Metrology is the science of measurement. The word comes from "metron" and "logos".
Metron is a tool for automatically obtaining useful information from printed circuit boards, like:
- High magnification live video with precise control of viewpoint.
- Super-resolution scanned images.
- Multidimensional super-resolution scanned images (multiple viewpoints from every location)
Such information is directly useful for manual inspection and reverse-engineering, but when combined with software that incorporates recently developed powerful computer vision and machine learning algorithms it can allow for nearly magical exploration of unknown electrical systems.
3D Models of PCBs
Taking advantage of two neat computer vision techniques called multiview reconstruction and depth-from-focus, Metron should be able to generate high resolution 3D scans of printed circuit boards. My hope is that these scans will be of sufficient resolution to distinguish the smallest of surface mount parts, pins of chips, vias, and the height difference between traces and bare board.
Once a high resolution 3D scan of a PCB is obtained it can be processed to extract useful information about the circuit structure of the PCB. Parts, pads, vias, and traces can be automatically segmented using a combination of visual and structural feature recognition. Some parts can be identified by reading their part numbers or matching them to known parts in a database. With all of the information put together candidate netlists for the circuit on the PCB can be generated and scored.
Semi-automatic Reverse Engineering
After as much information as possible has been extracted from the scans and run through machine intelligence the result will likely be very poor. Missing information caused by traces under parts, multilayer boards, mis-identified parts, scan errors, and many other factors will almost guarantee that the guessed netlists are very incorrect.

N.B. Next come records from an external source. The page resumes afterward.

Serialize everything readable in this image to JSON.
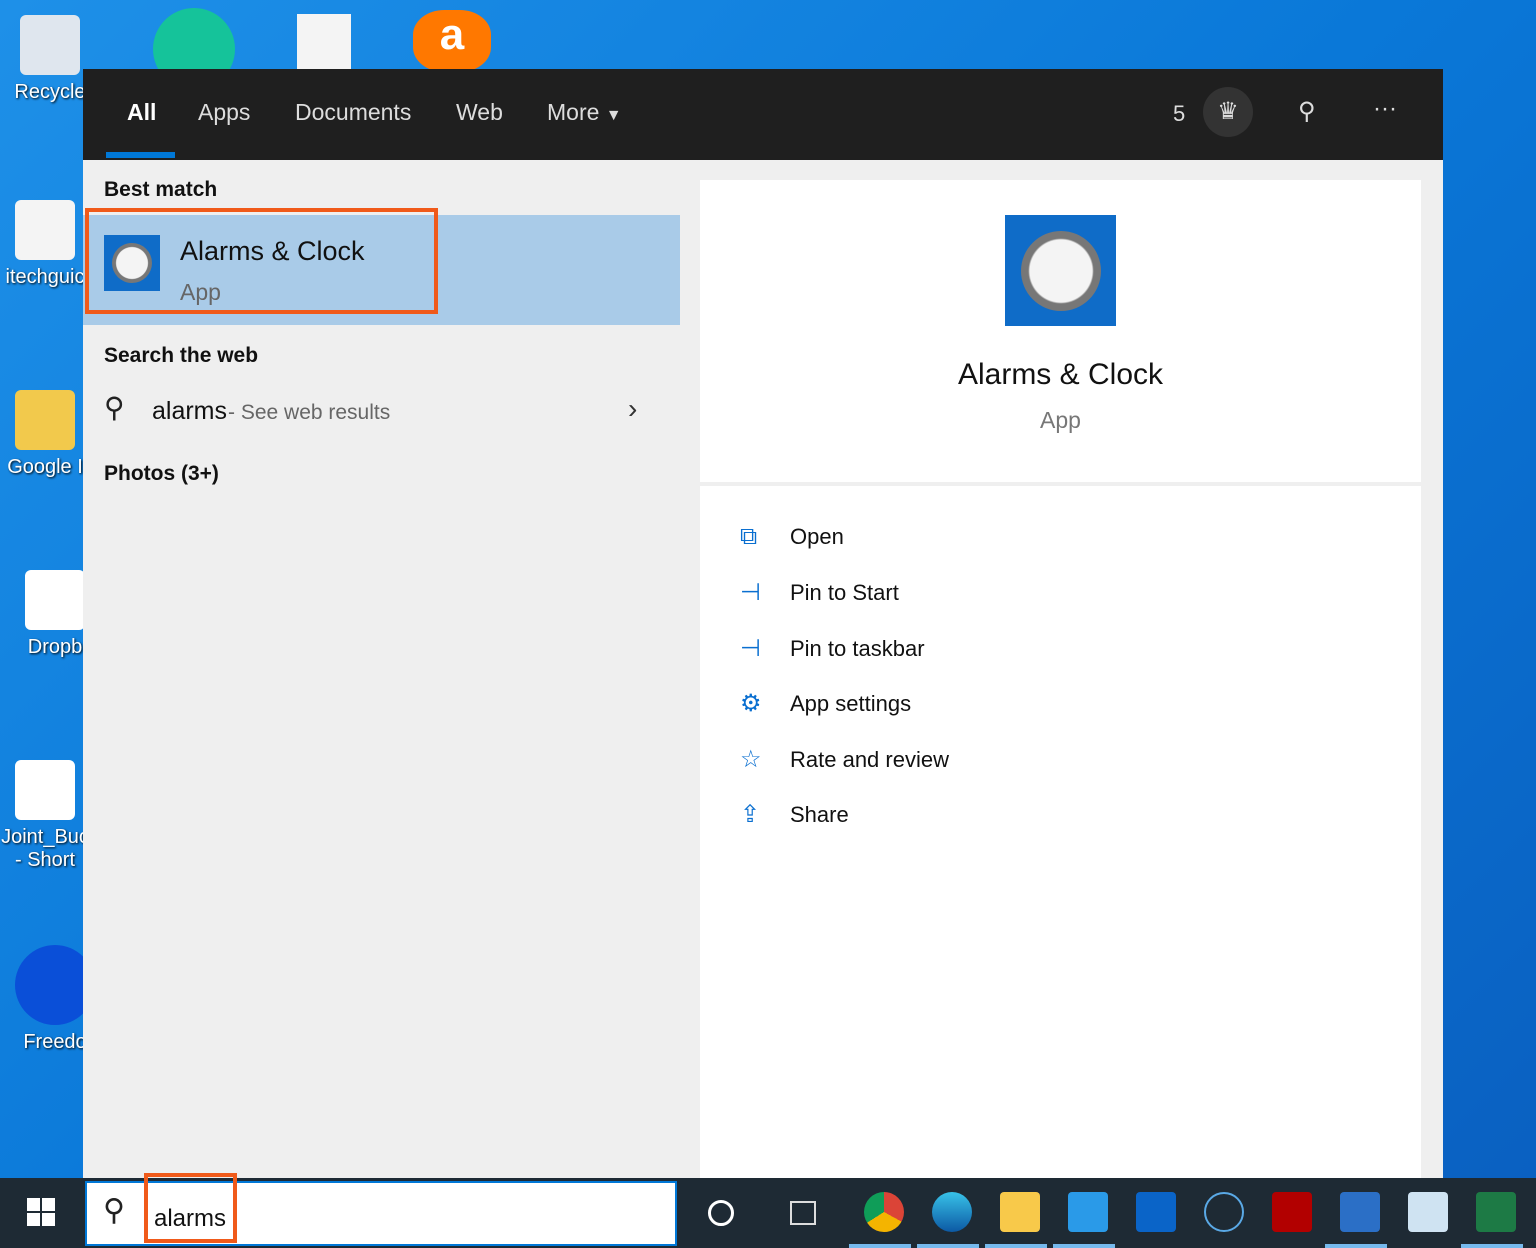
{
  "desktop": {
    "icons": [
      "Recycle",
      "itechguic",
      "Google I",
      "Dropb",
      "Joint_Buc - Short",
      "Freedo"
    ]
  },
  "header": {
    "tabs": [
      "All",
      "Apps",
      "Documents",
      "Web",
      "More"
    ],
    "points": "5"
  },
  "left": {
    "best_match": "Best match",
    "app_name": "Alarms & Clock",
    "app_type": "App",
    "search_web": "Search the web",
    "web_query": "alarms",
    "web_suffix": " - See web results",
    "photos": "Photos (3+)"
  },
  "right": {
    "app_name": "Alarms & Clock",
    "app_type": "App",
    "actions": [
      "Open",
      "Pin to Start",
      "Pin to taskbar",
      "App settings",
      "Rate and review",
      "Share"
    ]
  },
  "taskbar": {
    "search_value": "alarms"
  },
  "colors": {
    "accent": "#0078d7",
    "highlight": "#f05a1a"
  }
}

But an interactive system has some hope of reaching useful results. After the first run of processing a human can use the initial machine guesses to guide further analysis. For example, if the netlist is corrupted by traces being obscured under parts then the engineer can remove the parts and rescan those areas. With the new information better guesses can be generated and new analysis can be done. In that sort of feedback loop the errors in the shared human-machine understanding the target circuit can be quickly whittled down to zero.